It works by using a targeting tool to flag keywords in the search and instead provides a list of videos “debunking” narratives used by extremists to recruit followers on the internet.
WATCH: Tackling terrorism threat online
In an article posted to its official blog on Thursday, YouTube said it wants to “provide more resources and more content that can help change minds of people at risk of being radicalized.”
Social media companies have been facing increasing pressure from governments after the U.K. was hit with back-to-back terrorist attacks.
SEE COVERAGE OF LONDON TERROR ATTACK
The first of these incidents, which took place in Manchester on May 22 outside an Ariana Grande concert, took the lives of 22 people. The second took place on London Bridge on June 3 when three men drove a van through pedestrians, killing eight pedestrians.

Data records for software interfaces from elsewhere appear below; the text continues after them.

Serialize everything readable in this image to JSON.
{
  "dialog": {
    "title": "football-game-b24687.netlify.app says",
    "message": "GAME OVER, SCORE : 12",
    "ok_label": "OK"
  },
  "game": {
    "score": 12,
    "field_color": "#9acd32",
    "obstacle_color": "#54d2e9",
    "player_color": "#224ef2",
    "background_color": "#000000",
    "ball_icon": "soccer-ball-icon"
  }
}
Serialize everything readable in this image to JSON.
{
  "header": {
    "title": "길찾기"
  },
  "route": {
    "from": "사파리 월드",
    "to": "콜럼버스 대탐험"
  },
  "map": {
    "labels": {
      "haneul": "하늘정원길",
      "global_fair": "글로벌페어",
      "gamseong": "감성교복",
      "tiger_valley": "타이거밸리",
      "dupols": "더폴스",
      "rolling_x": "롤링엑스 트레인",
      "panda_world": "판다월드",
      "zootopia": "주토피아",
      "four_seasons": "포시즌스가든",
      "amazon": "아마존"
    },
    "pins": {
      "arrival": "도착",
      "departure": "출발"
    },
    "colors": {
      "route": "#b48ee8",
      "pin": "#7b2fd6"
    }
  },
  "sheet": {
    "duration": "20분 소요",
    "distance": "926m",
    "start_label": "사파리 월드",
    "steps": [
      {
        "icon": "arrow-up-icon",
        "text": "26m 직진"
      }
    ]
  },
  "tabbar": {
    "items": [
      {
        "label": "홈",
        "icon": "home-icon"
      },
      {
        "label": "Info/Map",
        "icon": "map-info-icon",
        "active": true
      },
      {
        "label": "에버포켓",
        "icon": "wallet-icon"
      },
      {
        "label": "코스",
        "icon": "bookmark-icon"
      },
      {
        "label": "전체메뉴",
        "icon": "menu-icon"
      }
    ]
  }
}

SEE COVERAGE OF MANCHESTER TERROR ATTACK
Following these events, British Prime Minister Theresa May attended the G7 Summit with a solution in mind: that internet companies be more strictly regulated so as to curb the spread of extremist content online. The summit’s other attendees agreed.
This message only intensified after an individual connected to the London attack revealed he was motivated by watching videos on YouTube.
WATCH: Theresa May and Emmanuel Macron announce counter-terrorism action plan
Approximately two weeks after the events in London, Google released its four-step plan, which included increasing technology to identify extremist and terrorism-related videos; bringing 50 NGO experts into YouTube’s Trusted Flagger program; making videos that may be inflammatory but do not clearly violate policies harder to find (and preventing them from being monetized); and lastly, countering radicalization through the redirect method.
“Collectively, these changes will make a difference. And we’ll keep working on the problem until we get the balance right. Extremists and terrorists seek to attack and erode not just our security, but also our values; the very things that make our societies open and free. We must not let them,” Google said in its announcement.
While the feature hasn’t been implemented yet, tech news site The Verge reports that YouTube will measure success of the project by how much of the redirected content is engaged.
YouTube claims an earlier pilot of the redirect method that ran between August and September 2015 reached over 300,000 people, who in turn watched over 500,000 minutes of video.
Several other social media companies also responded with their own efforts to curb the spread of terror online, including forming a working group to fight extremist content on their platforms.